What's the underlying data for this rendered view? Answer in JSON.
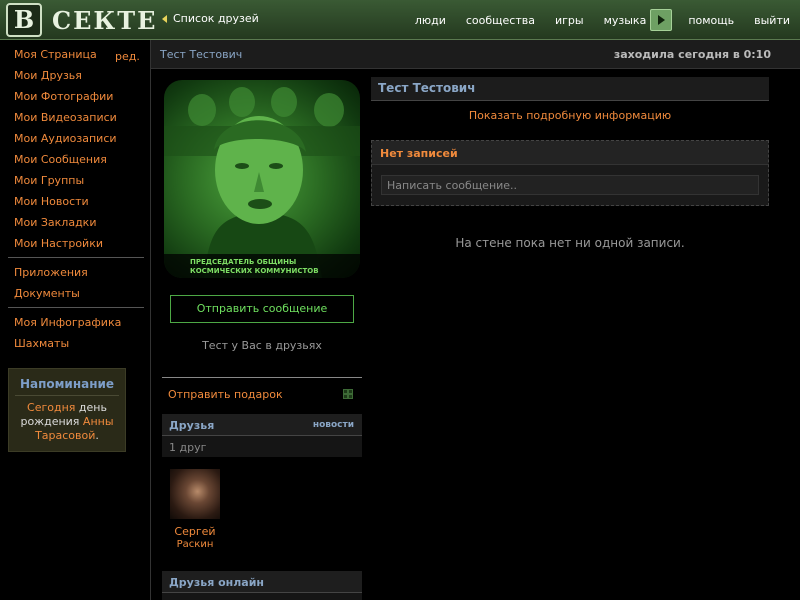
{
  "header": {
    "logo_letter": "B",
    "logo_text": "СЕКТЕ",
    "friends_list_link": "Список друзей",
    "nav": [
      "люди",
      "сообщества",
      "игры",
      "музыка",
      "помощь",
      "выйти"
    ]
  },
  "sidebar": {
    "edit_label": "ред.",
    "group1": [
      "Моя Страница",
      "Мои Друзья",
      "Мои Фотографии",
      "Мои Видеозаписи",
      "Мои Аудиозаписи",
      "Мои Сообщения",
      "Мои Группы",
      "Мои Новости",
      "Мои Закладки",
      "Мои Настройки"
    ],
    "group2": [
      "Приложения",
      "Документы"
    ],
    "group3": [
      "Моя Инфографика",
      "Шахматы"
    ],
    "reminder": {
      "title": "Напоминание",
      "today": "Сегодня",
      "text_middle": " день рождения ",
      "name": "Анны Тарасовой",
      "end": "."
    }
  },
  "profile": {
    "name": "Тест Тестович",
    "last_seen": "заходила сегодня в 0:10",
    "photo_caption_line1": "ПРЕДСЕДАТЕЛЬ ОБЩИНЫ",
    "photo_caption_line2": "КОСМИЧЕСКИХ КОММУНИСТОВ",
    "send_message": "Отправить сообщение",
    "in_friends": "Тест у Вас в друзьях",
    "send_gift": "Отправить подарок",
    "friends_title": "Друзья",
    "friends_news": "новости",
    "friends_count": "1 друг",
    "friend": {
      "first": "Сергей",
      "last": "Раскин"
    },
    "online_title": "Друзья онлайн"
  },
  "wall": {
    "show_info": "Показать подробную информацию",
    "no_posts": "Нет записей",
    "input_placeholder": "Написать сообщение..",
    "empty_text": "На стене пока нет ни одной записи."
  },
  "colors": {
    "link": "#f08a3c",
    "title_blue": "#8aa6c6",
    "header_green": "#3a5a34",
    "button_green": "#4da845"
  }
}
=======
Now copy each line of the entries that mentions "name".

      "name": "Анны Тарасовой",
    "name": "Тест Тестович",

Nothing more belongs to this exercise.